(Exercise input)

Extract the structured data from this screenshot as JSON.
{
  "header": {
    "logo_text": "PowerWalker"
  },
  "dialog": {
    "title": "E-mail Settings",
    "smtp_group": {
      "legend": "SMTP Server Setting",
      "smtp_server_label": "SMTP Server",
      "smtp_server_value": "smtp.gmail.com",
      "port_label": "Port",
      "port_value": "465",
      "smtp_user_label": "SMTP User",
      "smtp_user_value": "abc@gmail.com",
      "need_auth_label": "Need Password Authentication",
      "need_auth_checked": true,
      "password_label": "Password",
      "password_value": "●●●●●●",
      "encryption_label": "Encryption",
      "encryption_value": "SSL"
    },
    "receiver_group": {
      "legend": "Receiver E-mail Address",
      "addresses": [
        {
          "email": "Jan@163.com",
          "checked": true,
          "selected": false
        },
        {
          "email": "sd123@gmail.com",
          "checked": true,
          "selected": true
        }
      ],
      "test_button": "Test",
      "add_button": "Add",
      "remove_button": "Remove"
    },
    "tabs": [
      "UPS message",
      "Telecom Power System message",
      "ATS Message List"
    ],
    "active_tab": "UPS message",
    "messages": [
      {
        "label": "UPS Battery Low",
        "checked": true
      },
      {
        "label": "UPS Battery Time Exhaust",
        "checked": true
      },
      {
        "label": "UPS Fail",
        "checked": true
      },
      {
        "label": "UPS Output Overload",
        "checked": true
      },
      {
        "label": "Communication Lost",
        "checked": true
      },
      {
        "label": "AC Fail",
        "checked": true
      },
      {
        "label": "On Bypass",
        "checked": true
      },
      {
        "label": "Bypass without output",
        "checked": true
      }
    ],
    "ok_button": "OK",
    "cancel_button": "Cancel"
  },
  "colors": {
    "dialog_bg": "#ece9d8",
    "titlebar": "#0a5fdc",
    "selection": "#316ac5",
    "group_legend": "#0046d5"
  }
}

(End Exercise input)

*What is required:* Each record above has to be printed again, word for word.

*Answer:*
Extract the structured data from this screenshot as JSON.
{
  "header": {
    "logo_text": "PowerWalker"
  },
  "dialog": {
    "title": "E-mail Settings",
    "smtp_group": {
      "legend": "SMTP Server Setting",
      "smtp_server_label": "SMTP Server",
      "smtp_server_value": "smtp.gmail.com",
      "port_label": "Port",
      "port_value": "465",
      "smtp_user_label": "SMTP User",
      "smtp_user_value": "abc@gmail.com",
      "need_auth_label": "Need Password Authentication",
      "need_auth_checked": true,
      "password_label": "Password",
      "password_value": "●●●●●●",
      "encryption_label": "Encryption",
      "encryption_value": "SSL"
    },
    "receiver_group": {
      "legend": "Receiver E-mail Address",
      "addresses": [
        {
          "email": "Jan@163.com",
          "checked": true,
          "selected": false
        },
        {
          "email": "sd123@gmail.com",
          "checked": true,
          "selected": true
        }
      ],
      "test_button": "Test",
      "add_button": "Add",
      "remove_button": "Remove"
    },
    "tabs": [
      "UPS message",
      "Telecom Power System message",
      "ATS Message List"
    ],
    "active_tab": "UPS message",
    "messages": [
      {
        "label": "UPS Battery Low",
        "checked": true
      },
      {
        "label": "UPS Battery Time Exhaust",
        "checked": true
      },
      {
        "label": "UPS Fail",
        "checked": true
      },
      {
        "label": "UPS Output Overload",
        "checked": true
      },
      {
        "label": "Communication Lost",
        "checked": true
      },
      {
        "label": "AC Fail",
        "checked": true
      },
      {
        "label": "On Bypass",
        "checked": true
      },
      {
        "label": "Bypass without output",
        "checked": true
      }
    ],
    "ok_button": "OK",
    "cancel_button": "Cancel"
  },
  "colors": {
    "dialog_bg": "#ece9d8",
    "titlebar": "#0a5fdc",
    "selection": "#316ac5",
    "group_legend": "#0046d5"
  }
}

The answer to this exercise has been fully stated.